- Task to carry out -
Report every line of the data that includes "JSON".

[Items listed in a dataset]
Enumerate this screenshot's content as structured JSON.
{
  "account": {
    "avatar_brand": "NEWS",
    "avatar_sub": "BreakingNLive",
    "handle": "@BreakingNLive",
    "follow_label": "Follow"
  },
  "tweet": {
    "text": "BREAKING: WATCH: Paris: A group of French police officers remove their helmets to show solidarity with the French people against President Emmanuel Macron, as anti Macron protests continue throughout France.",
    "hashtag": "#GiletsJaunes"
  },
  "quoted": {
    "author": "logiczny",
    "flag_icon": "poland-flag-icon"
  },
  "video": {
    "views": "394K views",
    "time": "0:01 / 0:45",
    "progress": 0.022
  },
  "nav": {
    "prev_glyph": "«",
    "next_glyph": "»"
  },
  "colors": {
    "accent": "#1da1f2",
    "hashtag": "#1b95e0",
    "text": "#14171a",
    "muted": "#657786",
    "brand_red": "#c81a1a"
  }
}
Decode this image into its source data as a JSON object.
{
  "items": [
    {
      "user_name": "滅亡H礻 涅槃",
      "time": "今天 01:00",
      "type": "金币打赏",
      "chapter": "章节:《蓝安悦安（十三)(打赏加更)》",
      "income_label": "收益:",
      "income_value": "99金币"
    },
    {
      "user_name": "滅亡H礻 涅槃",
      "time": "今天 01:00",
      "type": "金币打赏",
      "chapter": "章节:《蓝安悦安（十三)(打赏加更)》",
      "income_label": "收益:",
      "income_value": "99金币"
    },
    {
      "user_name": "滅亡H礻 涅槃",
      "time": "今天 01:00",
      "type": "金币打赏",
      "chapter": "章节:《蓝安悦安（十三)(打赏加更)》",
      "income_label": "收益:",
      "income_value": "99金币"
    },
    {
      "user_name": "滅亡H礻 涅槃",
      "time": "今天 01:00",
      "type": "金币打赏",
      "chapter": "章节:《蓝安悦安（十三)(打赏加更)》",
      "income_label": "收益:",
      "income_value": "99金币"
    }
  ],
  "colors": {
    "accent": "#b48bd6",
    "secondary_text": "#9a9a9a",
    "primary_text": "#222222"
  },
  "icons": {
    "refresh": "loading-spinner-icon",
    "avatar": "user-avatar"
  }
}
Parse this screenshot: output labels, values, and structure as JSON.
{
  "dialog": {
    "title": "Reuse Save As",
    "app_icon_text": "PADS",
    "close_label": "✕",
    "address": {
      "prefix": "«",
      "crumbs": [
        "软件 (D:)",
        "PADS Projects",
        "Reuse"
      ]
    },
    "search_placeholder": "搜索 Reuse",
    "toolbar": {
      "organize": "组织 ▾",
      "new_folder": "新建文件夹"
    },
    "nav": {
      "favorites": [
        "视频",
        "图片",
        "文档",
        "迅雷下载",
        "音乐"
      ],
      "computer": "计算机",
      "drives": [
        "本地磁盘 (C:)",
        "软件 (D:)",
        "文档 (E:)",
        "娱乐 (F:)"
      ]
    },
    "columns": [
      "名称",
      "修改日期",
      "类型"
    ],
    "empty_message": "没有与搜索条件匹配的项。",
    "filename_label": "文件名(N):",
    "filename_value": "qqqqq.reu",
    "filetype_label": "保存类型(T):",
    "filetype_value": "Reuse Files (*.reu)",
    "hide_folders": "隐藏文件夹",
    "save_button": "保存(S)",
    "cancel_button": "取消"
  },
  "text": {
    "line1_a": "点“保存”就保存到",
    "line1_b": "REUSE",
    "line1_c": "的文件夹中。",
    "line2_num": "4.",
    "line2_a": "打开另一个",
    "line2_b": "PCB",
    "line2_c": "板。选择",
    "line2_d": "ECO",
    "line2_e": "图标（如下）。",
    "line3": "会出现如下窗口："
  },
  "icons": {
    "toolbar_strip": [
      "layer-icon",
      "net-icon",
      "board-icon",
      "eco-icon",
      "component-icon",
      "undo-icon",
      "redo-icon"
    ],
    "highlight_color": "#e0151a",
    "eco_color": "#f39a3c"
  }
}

- Finished task -
Enumerate this screenshot's content as structured JSON.
Decode this image into its source data as a JSON object.
Parse this screenshot: output labels, values, and structure as JSON.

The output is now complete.